… a single approximately 10-minute conversation encouraging actively taking the perspective of others can markedly reduce prejudice for at least 3 months.
This American Life played tapes of the canvassers’ work. Changing minds starts with respecting the perspective of the person who disagrees with you.
Comedian Chris Gethard has a new podcast called Beautiful Stories by Anonymous People, where people can call in to talk to him about anything for an hour. Our editor, Joel Lovell, tells us about his favorite episode thus far – featuring a man who calls in desperately seeking Chris’ guidance.
And this cringeworthily hilarious segment:
Senior Producer Brian Reed tells Ira about a book entitled “Now I Know Better,” where children write cautionary tales recounting horrific accidents they’ve endured.
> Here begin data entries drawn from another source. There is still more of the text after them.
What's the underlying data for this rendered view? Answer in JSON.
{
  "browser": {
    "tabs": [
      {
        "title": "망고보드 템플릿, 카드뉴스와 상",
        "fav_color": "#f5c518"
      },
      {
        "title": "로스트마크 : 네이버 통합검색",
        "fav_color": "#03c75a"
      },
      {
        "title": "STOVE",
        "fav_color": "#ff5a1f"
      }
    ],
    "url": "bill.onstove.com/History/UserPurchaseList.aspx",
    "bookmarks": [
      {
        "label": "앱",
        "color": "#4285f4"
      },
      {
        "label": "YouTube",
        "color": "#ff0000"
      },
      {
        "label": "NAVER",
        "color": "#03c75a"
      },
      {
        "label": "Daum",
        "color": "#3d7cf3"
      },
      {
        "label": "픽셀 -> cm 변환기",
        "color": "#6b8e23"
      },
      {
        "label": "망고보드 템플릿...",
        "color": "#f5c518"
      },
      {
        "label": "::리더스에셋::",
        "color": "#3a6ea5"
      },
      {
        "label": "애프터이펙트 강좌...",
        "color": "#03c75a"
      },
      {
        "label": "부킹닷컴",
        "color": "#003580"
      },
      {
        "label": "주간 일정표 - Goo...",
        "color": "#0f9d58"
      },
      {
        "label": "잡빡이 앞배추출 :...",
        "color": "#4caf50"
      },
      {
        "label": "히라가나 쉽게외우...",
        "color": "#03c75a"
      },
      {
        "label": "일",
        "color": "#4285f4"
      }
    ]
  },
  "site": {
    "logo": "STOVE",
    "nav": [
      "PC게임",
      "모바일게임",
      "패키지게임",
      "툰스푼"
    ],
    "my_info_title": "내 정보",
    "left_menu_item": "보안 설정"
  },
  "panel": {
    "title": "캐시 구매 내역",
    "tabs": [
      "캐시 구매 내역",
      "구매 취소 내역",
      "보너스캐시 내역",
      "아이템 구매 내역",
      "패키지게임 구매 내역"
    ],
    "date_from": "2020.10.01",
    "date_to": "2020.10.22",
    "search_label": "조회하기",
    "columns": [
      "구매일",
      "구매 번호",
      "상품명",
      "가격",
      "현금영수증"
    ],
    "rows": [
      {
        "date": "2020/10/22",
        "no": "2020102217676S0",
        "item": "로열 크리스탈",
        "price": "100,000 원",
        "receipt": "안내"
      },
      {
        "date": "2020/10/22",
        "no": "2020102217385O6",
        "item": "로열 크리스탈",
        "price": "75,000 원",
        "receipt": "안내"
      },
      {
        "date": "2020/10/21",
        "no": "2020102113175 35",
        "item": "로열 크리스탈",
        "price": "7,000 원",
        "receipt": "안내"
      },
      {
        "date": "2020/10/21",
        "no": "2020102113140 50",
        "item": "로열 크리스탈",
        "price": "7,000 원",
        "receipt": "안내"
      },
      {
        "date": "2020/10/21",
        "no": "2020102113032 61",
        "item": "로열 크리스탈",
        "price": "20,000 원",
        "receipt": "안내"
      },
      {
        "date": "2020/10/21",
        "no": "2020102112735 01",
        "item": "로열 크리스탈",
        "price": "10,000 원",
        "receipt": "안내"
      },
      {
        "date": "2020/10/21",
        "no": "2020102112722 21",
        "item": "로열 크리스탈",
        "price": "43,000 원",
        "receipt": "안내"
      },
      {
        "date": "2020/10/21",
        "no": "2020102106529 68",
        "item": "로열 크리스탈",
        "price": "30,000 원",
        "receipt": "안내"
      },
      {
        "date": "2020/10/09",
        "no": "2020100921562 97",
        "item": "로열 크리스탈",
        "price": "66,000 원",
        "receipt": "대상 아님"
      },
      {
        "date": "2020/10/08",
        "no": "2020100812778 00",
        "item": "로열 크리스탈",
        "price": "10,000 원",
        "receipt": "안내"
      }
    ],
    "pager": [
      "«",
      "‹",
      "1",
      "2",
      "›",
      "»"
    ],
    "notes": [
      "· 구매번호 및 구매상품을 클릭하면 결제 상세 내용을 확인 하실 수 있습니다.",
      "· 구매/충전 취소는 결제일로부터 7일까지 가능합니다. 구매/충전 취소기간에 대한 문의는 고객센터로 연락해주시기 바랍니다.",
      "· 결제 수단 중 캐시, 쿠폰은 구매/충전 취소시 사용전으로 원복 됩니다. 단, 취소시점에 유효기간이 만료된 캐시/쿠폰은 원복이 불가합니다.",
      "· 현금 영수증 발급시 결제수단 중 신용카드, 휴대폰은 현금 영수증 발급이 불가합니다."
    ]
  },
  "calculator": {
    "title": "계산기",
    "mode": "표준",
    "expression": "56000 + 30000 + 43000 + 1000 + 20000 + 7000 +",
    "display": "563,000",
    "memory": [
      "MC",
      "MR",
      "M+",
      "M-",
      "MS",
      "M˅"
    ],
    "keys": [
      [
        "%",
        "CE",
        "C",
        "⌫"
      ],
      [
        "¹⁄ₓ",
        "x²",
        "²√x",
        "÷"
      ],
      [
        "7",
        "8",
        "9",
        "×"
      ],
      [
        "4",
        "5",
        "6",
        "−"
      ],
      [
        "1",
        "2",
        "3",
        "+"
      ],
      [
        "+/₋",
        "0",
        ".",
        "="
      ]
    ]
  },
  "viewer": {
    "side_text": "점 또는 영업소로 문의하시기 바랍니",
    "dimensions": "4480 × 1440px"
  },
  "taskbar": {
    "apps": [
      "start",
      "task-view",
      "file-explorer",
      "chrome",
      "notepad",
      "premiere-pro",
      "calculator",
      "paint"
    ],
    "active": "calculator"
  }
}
He also interviews one of the book’s contributors about his childhood mishap.
I’m an email evangelist. Dismissing it as old people’s technology, as many people do, undervalues what email is good at. You can either check it right away or let it wait, whatever is more convenient. It’s vendor-neutral – you’re not locked in to a single provider. It’s archivable and searchable. Emails can be any length, as short as text messages or as long as a Game of Thrones novel. They can include multimedia. And they’re portable to any device, from mainframe to iPhone.
I’m not allergic to other channels. I use iMessage and Lync daily, and Messenger and other messaging services sometimes. And I’m intrigued by Slack.
But don’t count email out.
And moreover, whatever we use to replace email will take on email’s problems – too much noise, and too much need to keep on top of it. As Walter Mossberg’s column, above, demonstrates.
One senior exec with more than 15 years experience has often found himself to be the only man in the room. He recalls one meeting in particular when, while waiting for things to get started, a female colleague gushed about Tory Burch. Others joined in. “I had no idea what in the world they were talking about,” he said. “She responded, ‘You don’t know what Tory Burch is?’ And the rest of the women were like, ‘Really?’”
Sure, the smallest violin in the world plays the saddest song for this fellow. And yet, at some of the companies he’s worked for, he was often excluded from happy hour because the rest of his colleagues wanted a girls night out. He’s been left out of office perks, like manicures, when there was no macho equivalent.
I’m curious what my friends in PR think of this.
I have no idea who Tony Burch is. I don’t remember ever hearing the name before.